Yohimbe is banned in many countries because of inaccurate or incomplete supplement labeling and potentially serious adverse side effects.

How Quickly Does Yohimbe Work?

Yohimbe works relatively quickly for fat loss, with users noticing the effects in approximately three weeks.

Does Yohimbe Cause Water Retention?

Yes, Yohimbe can cause water retention.


Was this article helpful?

About The Author

Dr. Harshi Dhingra, MBBS, MD is a published peer-reviewed author and renowned physician from India with over a decade of experience. With her MBBS from Bharati Vidyapeeth and an MD from Rajiv Gandhi University, she actively ensures the accuracy of online dietary supplement and medical information by reviewing and fact-checking health publications.
Learn more about our editorial policy
Dr. Kristy June Dayanan, BS, MD is an author with a BS degree from University of the Philippines and an MD from University of Perpetual Help System.

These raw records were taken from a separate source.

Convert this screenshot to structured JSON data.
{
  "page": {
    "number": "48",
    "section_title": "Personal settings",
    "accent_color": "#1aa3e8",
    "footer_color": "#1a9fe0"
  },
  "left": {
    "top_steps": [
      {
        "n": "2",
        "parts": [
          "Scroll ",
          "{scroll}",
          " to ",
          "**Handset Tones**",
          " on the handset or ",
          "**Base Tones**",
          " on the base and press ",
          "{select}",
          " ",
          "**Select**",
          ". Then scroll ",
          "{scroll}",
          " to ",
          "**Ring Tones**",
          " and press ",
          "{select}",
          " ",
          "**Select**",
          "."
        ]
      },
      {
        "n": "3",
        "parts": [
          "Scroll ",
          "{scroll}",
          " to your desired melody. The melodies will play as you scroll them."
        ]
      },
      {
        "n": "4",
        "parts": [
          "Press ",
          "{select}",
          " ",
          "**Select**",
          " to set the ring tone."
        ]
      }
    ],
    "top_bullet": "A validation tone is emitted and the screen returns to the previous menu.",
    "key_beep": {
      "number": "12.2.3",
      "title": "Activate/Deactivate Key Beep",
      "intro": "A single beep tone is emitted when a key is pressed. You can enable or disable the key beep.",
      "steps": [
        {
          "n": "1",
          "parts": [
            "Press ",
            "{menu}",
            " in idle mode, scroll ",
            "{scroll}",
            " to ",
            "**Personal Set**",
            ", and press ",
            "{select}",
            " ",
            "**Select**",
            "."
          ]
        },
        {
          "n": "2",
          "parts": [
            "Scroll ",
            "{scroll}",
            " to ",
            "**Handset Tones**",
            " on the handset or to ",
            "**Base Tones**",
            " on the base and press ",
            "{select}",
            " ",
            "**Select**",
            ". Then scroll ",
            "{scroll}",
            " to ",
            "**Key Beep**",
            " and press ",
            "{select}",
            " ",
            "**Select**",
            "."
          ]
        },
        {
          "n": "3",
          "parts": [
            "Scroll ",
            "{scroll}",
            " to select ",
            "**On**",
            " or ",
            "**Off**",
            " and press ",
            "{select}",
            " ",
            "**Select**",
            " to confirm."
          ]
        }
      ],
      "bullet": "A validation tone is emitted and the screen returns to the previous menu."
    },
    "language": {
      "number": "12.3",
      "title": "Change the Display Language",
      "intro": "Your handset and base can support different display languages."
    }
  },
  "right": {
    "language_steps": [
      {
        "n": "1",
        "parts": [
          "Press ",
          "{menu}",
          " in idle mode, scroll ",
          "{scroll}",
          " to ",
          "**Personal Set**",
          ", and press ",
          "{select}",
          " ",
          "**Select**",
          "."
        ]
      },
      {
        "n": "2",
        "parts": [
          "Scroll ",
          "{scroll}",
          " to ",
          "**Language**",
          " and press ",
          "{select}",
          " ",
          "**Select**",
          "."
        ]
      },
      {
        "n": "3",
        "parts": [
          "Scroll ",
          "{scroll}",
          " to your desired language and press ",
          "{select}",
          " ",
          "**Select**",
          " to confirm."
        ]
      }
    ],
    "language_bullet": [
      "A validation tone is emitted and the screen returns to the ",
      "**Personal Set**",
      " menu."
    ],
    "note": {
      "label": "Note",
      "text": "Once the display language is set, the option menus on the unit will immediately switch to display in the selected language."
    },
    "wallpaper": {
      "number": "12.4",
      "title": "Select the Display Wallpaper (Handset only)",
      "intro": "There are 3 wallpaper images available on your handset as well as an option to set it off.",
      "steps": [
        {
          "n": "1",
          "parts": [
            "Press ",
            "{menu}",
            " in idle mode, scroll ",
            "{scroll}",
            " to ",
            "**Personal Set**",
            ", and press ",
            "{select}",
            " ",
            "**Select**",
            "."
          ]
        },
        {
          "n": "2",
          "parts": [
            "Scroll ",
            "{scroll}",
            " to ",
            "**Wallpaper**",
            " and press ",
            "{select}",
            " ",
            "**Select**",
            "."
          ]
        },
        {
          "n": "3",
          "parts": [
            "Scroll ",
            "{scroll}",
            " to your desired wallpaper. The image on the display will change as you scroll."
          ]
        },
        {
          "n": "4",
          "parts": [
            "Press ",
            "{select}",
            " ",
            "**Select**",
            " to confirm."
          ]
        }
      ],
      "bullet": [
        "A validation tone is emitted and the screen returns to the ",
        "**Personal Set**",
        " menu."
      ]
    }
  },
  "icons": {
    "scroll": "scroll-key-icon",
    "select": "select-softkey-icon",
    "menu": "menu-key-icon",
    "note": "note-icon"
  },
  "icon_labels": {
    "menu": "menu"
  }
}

Her ability to simplify medical science complexities and dietary supplement jargon for the average reader makes her a valued medical fact checker and reviewer.
Learn more about our editorial policy

You May Also Like

A person doing low intensity workout in a gym
By Benedict Ang, CPT, PN1-NC 3 months ago
LISS for Fat Loss (How Does It Help in Losing Weight?)
Close up image of mass gainer supplements
By James Cunningham, BSc, CPT 3 months ago
Is Mass Gainer Good for Weight Loss? (Honest Truth)
A muscular person doing pull ups
By Lisa Lorraine Taylor, BSc, CPT 4 months ago
Do Pull-Ups Burn Fat or Help with Weight Loss? (The Answer)
Orange slices in blue background
By Lisa Lorraine Taylor, BSc, CPT 3 months ago
Are Oranges Good for Weight Loss? (Surprising Science)
Top view of bacon on black plate
By James Cunningham, BSc, CPT 4 months ago
Is Bacon Good for Weight Loss? (Science-Based)

Write a Reply or Comment

Your email address will not be published. Required fields are marked *

Our scoring system is the result of objective testing data and subjective expert analysis by a team of fitness coaches and medical experts. Our scoring factors are weighted based on importance. For more information, see our product review guidelines.